Return every line of the data that contains the string "حداقل".
((
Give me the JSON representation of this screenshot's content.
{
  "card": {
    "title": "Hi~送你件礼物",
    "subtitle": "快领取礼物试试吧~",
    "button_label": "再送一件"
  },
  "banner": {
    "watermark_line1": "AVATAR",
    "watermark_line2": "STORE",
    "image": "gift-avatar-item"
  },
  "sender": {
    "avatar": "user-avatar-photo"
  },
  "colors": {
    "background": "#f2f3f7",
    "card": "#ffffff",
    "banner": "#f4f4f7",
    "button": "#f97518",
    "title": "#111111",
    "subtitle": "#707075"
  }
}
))
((
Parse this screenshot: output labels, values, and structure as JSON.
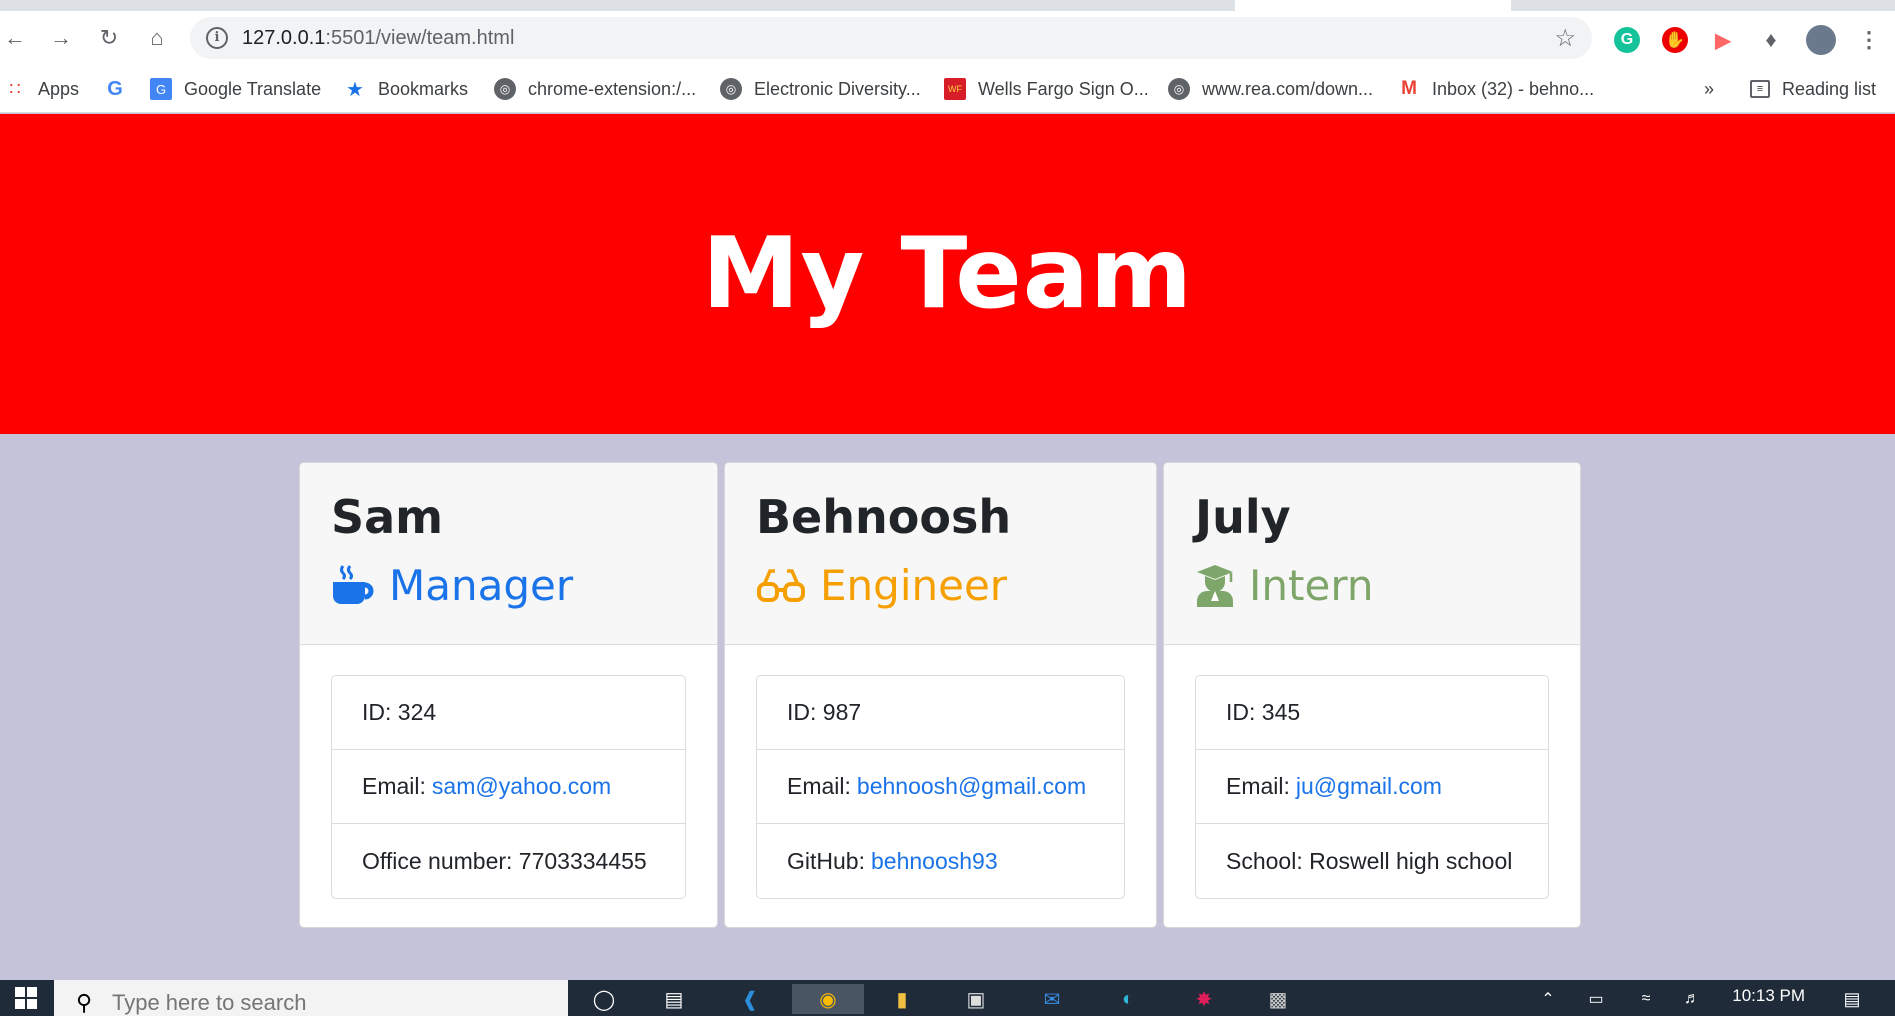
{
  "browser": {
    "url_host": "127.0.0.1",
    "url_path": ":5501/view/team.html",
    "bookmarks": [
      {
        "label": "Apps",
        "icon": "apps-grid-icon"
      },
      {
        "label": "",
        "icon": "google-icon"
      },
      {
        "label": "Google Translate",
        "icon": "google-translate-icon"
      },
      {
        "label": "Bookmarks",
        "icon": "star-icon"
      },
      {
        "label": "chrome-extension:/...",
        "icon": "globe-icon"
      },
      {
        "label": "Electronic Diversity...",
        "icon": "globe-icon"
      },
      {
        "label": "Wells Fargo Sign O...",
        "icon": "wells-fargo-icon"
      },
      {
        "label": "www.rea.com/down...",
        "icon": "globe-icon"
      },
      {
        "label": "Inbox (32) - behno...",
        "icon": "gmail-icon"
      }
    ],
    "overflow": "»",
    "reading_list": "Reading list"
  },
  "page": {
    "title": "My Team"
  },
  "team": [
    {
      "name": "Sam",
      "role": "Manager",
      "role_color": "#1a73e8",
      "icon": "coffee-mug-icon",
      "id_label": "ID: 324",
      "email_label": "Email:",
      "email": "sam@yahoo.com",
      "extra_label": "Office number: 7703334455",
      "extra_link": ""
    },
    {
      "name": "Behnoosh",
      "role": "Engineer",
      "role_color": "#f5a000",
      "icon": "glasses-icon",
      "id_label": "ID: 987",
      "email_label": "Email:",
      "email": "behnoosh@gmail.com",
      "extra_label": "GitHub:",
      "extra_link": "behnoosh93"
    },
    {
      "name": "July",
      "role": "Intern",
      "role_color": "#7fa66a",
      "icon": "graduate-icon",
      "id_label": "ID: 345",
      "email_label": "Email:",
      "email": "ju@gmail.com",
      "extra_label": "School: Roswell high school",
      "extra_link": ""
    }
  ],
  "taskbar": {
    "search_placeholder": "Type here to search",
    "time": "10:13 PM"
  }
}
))
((
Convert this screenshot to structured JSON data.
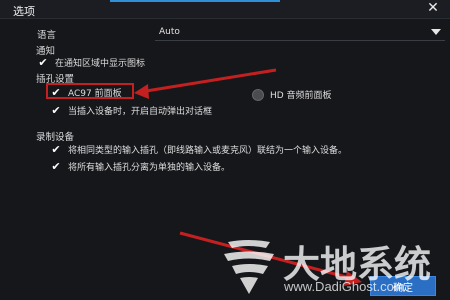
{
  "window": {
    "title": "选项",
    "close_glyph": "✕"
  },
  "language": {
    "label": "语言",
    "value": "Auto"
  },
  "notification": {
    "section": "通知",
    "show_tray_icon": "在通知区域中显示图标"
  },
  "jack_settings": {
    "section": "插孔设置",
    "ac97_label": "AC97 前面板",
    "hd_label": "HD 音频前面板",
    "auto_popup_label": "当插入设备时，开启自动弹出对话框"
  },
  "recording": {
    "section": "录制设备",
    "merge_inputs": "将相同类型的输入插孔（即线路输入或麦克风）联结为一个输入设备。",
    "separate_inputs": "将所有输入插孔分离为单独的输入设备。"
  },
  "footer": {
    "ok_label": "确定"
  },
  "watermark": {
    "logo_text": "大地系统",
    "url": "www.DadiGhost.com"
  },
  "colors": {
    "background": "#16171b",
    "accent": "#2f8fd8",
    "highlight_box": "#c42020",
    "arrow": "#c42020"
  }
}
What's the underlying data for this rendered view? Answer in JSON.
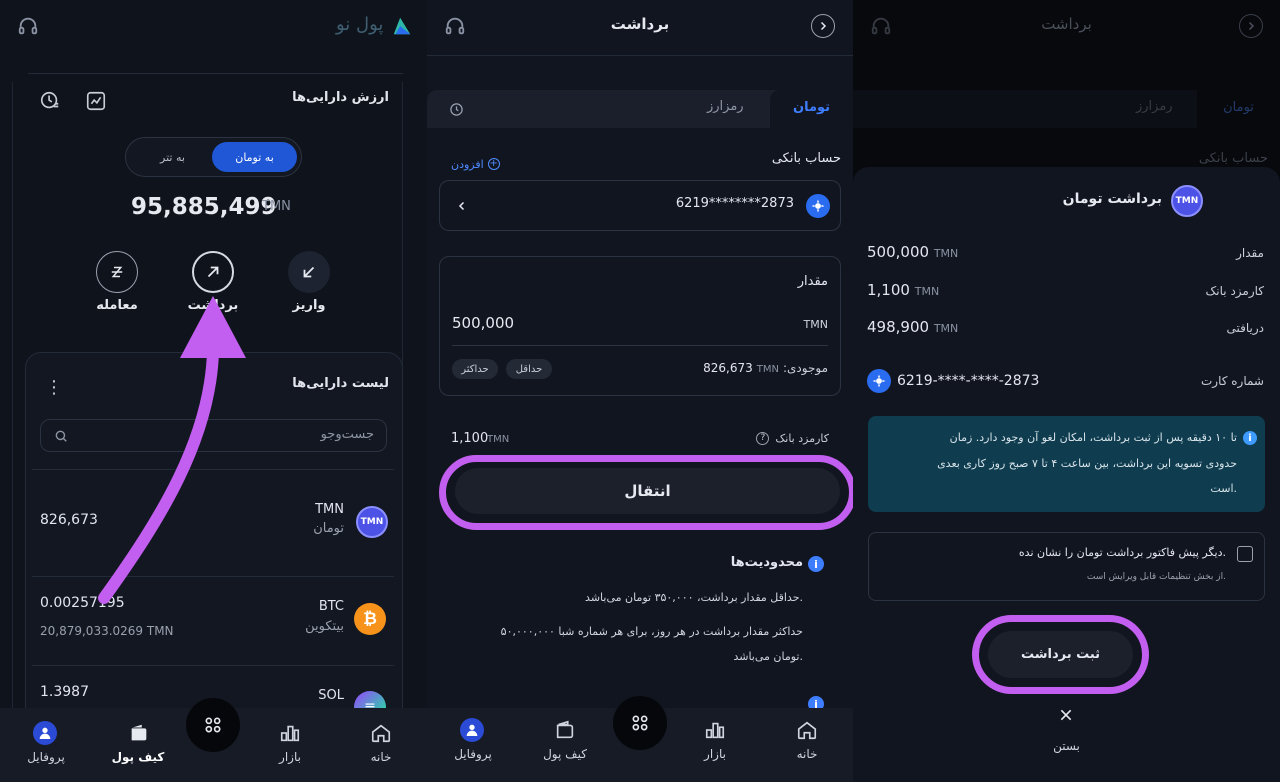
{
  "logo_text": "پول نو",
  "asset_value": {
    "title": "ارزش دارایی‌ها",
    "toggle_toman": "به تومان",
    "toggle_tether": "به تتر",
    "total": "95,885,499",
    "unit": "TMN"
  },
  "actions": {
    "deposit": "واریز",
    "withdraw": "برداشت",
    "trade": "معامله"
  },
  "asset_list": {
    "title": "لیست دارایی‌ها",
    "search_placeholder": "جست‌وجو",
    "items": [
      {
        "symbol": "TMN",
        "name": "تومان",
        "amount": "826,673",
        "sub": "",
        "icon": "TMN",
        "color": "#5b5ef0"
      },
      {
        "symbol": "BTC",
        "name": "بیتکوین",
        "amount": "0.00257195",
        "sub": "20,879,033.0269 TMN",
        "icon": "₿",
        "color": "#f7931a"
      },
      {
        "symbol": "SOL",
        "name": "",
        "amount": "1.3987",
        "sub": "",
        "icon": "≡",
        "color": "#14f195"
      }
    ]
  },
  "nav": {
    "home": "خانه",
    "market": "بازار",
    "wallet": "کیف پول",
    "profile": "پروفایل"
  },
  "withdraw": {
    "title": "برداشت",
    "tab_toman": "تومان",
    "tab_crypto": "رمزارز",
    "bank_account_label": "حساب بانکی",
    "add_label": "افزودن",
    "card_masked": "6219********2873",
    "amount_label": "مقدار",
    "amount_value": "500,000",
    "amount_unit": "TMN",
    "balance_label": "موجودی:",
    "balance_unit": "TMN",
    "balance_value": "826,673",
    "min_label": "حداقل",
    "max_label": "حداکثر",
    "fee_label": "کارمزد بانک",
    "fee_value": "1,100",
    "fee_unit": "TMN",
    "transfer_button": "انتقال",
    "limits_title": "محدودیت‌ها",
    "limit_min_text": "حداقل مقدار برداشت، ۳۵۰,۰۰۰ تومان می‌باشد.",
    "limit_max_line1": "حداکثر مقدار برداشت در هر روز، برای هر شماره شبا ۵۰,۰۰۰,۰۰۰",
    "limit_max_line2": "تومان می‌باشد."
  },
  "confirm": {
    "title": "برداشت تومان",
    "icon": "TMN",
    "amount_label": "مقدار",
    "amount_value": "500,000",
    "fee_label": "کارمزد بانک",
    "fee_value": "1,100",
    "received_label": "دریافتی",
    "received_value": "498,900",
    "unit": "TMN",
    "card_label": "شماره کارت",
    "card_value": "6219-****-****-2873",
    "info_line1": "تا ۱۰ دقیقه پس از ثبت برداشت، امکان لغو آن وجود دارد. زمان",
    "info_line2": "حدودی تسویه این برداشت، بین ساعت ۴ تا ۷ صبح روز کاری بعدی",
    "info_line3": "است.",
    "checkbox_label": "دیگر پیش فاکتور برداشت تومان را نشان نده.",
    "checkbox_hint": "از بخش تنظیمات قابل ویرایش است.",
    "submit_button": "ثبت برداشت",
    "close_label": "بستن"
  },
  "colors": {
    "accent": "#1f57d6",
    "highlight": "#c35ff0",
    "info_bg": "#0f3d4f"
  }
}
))
* [Solution for this exercise]
    "min_label": "حداقل",
    "limit_min_text": "حداقل مقدار برداشت، ۳۵۰,۰۰۰ تومان می‌باشد.",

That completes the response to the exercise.